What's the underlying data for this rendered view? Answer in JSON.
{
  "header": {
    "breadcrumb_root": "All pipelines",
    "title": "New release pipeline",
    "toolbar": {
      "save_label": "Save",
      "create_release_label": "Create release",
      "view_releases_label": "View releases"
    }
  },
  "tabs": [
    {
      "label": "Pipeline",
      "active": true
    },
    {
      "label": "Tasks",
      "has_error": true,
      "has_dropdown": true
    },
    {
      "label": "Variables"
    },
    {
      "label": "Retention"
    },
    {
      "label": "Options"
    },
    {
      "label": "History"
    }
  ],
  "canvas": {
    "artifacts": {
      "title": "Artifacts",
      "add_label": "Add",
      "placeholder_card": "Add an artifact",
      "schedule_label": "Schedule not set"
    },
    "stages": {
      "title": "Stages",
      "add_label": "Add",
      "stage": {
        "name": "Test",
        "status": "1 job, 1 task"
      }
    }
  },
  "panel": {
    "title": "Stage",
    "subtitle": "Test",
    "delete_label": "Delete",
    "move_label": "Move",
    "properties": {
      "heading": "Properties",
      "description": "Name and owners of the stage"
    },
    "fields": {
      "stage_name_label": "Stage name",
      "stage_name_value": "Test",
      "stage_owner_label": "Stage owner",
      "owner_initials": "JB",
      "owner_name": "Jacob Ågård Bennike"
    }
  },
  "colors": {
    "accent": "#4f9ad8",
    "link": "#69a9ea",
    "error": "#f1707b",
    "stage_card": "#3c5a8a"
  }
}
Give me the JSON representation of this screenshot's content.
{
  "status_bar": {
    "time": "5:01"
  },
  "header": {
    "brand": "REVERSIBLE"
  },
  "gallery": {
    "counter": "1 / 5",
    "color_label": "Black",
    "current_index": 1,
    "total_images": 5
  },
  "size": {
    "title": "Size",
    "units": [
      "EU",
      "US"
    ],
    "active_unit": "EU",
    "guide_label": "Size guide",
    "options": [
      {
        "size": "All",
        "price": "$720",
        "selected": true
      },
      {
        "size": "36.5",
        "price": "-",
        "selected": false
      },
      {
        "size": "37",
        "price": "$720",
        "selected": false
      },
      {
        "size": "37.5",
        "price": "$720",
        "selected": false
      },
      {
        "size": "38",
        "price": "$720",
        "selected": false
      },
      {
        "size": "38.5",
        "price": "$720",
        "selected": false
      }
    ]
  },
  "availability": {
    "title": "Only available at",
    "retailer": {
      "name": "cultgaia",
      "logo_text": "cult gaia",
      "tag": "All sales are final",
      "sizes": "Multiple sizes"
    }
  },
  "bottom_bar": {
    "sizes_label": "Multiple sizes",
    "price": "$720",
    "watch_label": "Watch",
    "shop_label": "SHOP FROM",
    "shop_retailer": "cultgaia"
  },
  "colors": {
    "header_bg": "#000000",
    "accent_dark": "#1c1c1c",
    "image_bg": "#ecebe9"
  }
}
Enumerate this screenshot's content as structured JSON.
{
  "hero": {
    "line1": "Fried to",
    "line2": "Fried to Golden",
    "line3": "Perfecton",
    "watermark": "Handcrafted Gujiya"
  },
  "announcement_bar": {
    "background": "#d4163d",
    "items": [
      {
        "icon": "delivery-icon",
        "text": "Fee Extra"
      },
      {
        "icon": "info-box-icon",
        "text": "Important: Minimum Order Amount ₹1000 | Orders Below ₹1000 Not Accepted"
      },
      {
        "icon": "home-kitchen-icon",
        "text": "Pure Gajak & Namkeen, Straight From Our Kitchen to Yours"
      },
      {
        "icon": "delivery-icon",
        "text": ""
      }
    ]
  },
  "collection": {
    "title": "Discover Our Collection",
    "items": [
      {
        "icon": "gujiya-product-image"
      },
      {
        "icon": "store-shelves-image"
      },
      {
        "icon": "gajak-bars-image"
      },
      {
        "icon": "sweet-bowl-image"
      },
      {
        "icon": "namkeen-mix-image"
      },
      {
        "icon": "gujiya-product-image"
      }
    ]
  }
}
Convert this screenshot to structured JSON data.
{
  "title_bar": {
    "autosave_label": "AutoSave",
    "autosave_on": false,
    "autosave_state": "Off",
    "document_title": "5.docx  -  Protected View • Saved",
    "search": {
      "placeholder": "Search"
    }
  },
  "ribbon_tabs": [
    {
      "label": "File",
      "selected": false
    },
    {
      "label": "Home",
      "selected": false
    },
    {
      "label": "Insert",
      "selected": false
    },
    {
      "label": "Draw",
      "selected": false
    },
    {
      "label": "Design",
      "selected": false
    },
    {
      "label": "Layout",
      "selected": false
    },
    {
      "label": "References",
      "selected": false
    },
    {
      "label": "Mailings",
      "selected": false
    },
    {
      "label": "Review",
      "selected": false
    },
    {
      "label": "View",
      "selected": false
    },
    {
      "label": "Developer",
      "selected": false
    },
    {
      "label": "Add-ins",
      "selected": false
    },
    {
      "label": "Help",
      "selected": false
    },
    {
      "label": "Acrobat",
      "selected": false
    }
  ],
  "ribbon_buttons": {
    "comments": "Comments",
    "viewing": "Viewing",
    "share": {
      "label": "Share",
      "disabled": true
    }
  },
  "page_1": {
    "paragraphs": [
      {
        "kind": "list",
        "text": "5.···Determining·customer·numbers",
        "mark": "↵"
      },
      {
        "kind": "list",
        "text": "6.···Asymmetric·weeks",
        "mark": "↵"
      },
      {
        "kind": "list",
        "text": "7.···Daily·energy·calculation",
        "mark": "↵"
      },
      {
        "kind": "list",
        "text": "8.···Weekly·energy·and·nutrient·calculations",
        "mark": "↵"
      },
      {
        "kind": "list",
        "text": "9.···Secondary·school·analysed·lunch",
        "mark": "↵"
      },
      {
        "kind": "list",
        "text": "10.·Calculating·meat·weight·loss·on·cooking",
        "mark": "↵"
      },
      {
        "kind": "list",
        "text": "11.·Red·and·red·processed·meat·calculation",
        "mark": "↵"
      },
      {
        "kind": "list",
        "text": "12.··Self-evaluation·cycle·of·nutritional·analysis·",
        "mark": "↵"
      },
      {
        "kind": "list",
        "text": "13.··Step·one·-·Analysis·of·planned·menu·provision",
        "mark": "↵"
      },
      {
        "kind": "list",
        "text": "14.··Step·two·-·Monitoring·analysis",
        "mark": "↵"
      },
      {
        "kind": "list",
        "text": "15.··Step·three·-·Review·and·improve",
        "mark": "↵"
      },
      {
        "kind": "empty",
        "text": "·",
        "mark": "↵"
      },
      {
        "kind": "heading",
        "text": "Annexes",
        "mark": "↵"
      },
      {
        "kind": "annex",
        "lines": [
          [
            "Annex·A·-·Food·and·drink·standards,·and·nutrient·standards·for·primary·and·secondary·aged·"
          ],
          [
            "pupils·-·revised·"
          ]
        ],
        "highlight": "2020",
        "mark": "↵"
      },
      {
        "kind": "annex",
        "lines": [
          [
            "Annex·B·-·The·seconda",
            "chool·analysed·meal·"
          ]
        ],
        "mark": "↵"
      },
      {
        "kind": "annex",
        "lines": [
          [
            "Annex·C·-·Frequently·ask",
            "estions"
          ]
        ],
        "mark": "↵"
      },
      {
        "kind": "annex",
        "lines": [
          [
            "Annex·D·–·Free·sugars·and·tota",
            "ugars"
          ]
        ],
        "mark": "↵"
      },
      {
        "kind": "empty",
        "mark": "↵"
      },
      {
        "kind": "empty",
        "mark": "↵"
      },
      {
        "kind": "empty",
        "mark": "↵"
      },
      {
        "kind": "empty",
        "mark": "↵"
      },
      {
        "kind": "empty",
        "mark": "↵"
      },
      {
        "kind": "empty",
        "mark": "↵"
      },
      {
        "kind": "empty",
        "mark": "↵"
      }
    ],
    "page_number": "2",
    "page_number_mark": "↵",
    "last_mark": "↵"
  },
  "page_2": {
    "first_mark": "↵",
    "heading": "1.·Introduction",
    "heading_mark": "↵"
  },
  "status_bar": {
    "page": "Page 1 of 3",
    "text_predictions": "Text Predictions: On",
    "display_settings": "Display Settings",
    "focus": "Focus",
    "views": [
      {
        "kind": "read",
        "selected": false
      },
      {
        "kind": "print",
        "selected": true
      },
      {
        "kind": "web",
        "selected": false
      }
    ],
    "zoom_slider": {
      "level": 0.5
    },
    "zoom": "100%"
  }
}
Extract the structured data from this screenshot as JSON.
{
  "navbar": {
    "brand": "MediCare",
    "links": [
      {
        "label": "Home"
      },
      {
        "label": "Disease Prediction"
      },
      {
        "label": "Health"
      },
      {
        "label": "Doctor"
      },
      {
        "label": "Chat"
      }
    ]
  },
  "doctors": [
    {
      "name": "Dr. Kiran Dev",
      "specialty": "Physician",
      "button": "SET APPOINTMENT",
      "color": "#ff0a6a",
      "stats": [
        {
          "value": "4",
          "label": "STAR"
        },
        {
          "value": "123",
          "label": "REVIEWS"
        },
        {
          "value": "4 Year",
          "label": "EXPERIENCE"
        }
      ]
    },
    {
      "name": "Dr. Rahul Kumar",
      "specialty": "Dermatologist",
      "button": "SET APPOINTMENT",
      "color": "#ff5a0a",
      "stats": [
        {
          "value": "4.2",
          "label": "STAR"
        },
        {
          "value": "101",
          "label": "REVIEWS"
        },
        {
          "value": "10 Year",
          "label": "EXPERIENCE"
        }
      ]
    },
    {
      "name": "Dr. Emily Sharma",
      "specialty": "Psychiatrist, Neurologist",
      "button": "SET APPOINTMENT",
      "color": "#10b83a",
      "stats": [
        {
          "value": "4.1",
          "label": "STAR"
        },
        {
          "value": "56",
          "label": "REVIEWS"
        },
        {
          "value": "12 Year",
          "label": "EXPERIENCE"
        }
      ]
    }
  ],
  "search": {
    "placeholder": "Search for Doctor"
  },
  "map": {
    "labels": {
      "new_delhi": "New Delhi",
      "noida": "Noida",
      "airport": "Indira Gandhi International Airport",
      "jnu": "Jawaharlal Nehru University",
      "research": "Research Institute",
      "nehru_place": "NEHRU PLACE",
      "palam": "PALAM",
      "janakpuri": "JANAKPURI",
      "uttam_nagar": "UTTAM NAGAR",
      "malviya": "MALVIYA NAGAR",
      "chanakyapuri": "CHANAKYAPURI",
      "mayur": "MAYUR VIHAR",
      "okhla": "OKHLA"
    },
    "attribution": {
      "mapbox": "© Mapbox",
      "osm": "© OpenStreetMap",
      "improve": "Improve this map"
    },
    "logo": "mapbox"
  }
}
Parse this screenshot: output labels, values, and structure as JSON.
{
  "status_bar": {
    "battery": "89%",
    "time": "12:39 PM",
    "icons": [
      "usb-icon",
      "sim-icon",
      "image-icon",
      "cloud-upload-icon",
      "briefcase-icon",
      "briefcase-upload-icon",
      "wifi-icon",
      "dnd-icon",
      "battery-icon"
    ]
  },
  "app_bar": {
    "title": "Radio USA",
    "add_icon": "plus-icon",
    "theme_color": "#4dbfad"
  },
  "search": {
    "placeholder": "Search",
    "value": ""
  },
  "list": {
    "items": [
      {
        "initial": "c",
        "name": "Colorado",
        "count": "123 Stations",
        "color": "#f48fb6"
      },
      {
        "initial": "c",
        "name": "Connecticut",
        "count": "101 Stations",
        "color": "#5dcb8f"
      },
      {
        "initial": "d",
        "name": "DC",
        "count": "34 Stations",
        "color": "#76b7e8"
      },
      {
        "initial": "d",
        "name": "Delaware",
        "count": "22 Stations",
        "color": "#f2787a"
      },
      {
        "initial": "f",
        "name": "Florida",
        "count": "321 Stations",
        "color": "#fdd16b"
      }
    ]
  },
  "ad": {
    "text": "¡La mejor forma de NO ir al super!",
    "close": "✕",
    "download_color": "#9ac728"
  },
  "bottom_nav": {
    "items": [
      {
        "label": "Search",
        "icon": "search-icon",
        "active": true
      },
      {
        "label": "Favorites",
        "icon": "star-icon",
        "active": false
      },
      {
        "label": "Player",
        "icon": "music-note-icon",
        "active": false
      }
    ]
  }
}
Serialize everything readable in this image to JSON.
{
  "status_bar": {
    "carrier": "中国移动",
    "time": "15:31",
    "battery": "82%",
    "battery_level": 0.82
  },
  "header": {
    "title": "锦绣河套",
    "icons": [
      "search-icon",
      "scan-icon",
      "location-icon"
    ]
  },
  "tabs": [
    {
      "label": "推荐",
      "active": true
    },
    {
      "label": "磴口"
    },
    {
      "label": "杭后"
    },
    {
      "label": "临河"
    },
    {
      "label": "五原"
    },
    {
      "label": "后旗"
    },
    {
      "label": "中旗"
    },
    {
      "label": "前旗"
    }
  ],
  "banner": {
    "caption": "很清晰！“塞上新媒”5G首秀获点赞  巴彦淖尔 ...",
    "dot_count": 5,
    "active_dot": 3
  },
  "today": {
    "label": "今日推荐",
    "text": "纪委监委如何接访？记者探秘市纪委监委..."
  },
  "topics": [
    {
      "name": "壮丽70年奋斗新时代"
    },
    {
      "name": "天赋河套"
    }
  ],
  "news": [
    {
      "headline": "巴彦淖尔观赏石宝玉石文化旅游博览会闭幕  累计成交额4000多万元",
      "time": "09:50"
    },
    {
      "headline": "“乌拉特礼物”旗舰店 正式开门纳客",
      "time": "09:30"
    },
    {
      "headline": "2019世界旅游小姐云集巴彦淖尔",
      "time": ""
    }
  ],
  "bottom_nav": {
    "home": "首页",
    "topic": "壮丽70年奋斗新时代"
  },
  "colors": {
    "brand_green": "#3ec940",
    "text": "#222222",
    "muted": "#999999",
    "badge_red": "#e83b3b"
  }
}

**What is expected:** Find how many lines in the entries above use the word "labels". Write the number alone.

**Task answer:** 2